Above Pebble Creek the snowfield is fairly smooth with just a little wind effect here and there. The best skiing is between 10,000' and 8,000' with the lower stuff not freezing well overnight and staying slushy. The road will be open 24 hours a day until the next round of storms forces us to shut it down so take advantage of the ability to get an early start. It's probably best to start your descent before 1:00 PM to get good snow conditions. The late afternoon snow could be pretty tough to ski/board on.

Ski tracks in soft snow lead to the toe of the Muir Snowfield.

Just a note on climbing and skiing on the glaciers. With a light coating of snow and freezing levels at 14,500' this might be the most dangerous time of year to attempt to go for the summit or even get out on the lower glaciers. The crevasses that were wide open and obvious in September are now thinly veiled with a cover of slush and anyone choosing to climb or ski out on them is taking on a high degree of risk.
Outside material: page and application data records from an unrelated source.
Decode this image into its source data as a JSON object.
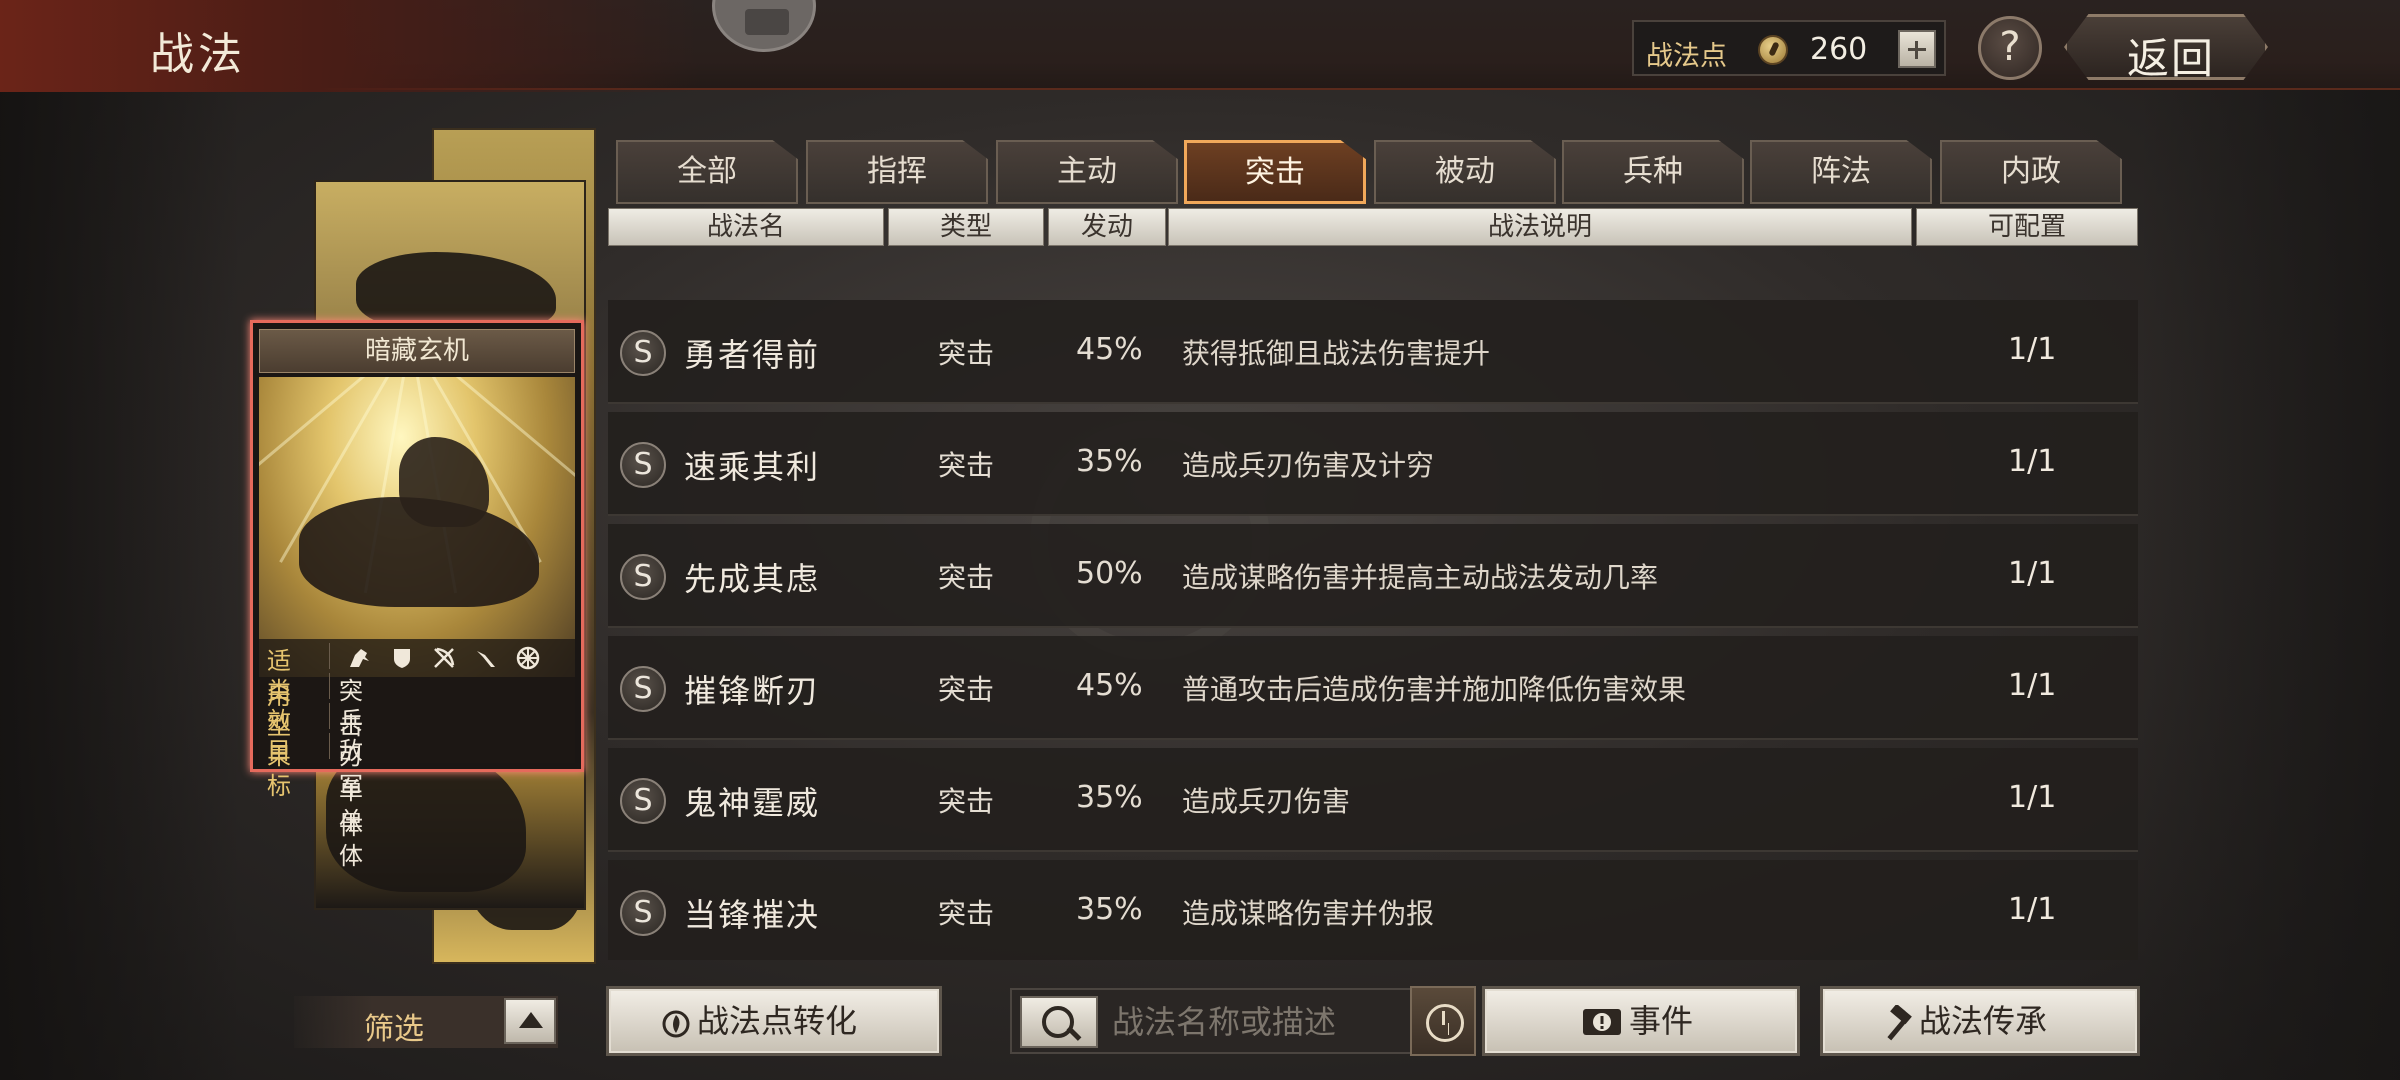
{
  "header": {
    "title": "战法",
    "points_label": "战法点",
    "points_value": "260",
    "help_label": "?",
    "back_label": "返回"
  },
  "tabs": [
    {
      "label": "全部",
      "active": false
    },
    {
      "label": "指挥",
      "active": false
    },
    {
      "label": "主动",
      "active": false
    },
    {
      "label": "突击",
      "active": true
    },
    {
      "label": "被动",
      "active": false
    },
    {
      "label": "兵种",
      "active": false
    },
    {
      "label": "阵法",
      "active": false
    },
    {
      "label": "内政",
      "active": false
    }
  ],
  "columns": {
    "name": "战法名",
    "type": "类型",
    "rate": "发动",
    "desc": "战法说明",
    "avail": "可配置"
  },
  "card": {
    "title": "暗藏玄机",
    "applies_label": "适用",
    "type_label": "类型",
    "type_value": "突击",
    "effect_label": "效果",
    "effect_value": "兵刃单体",
    "target_label": "目标",
    "target_value": "敌军单体",
    "unit_icons": [
      "cavalry-icon",
      "shield-icon",
      "bow-icon",
      "spear-icon",
      "siege-icon"
    ]
  },
  "tactics": [
    {
      "grade": "S",
      "name": "勇者得前",
      "type": "突击",
      "rate": "45%",
      "desc": "获得抵御且战法伤害提升",
      "avail": "1/1"
    },
    {
      "grade": "S",
      "name": "速乘其利",
      "type": "突击",
      "rate": "35%",
      "desc": "造成兵刃伤害及计穷",
      "avail": "1/1"
    },
    {
      "grade": "S",
      "name": "先成其虑",
      "type": "突击",
      "rate": "50%",
      "desc": "造成谋略伤害并提高主动战法发动几率",
      "avail": "1/1"
    },
    {
      "grade": "S",
      "name": "摧锋断刃",
      "type": "突击",
      "rate": "45%",
      "desc": "普通攻击后造成伤害并施加降低伤害效果",
      "avail": "1/1"
    },
    {
      "grade": "S",
      "name": "鬼神霆威",
      "type": "突击",
      "rate": "35%",
      "desc": "造成兵刃伤害",
      "avail": "1/1"
    },
    {
      "grade": "S",
      "name": "当锋摧决",
      "type": "突击",
      "rate": "35%",
      "desc": "造成谋略伤害并伪报",
      "avail": "1/1"
    }
  ],
  "bottom": {
    "filter_label": "筛选",
    "convert_label": "战法点转化",
    "search_placeholder": "战法名称或描述",
    "event_label": "事件",
    "inherit_label": "战法传承"
  },
  "colors": {
    "active_tab_border": "#f1a85a",
    "card_highlight": "#e56a5c",
    "accent_gold": "#e6c46f"
  }
}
It's a better idea to get your ski legs in shape on the mellower, non-glaciated slopes and let the mountain recharge with lots more new snow.

A snowboarder on the Muir Snowfield with the Nisqually Glacier in the background.

Have fun and be safe!

The Mount Rainier Climbing Rangers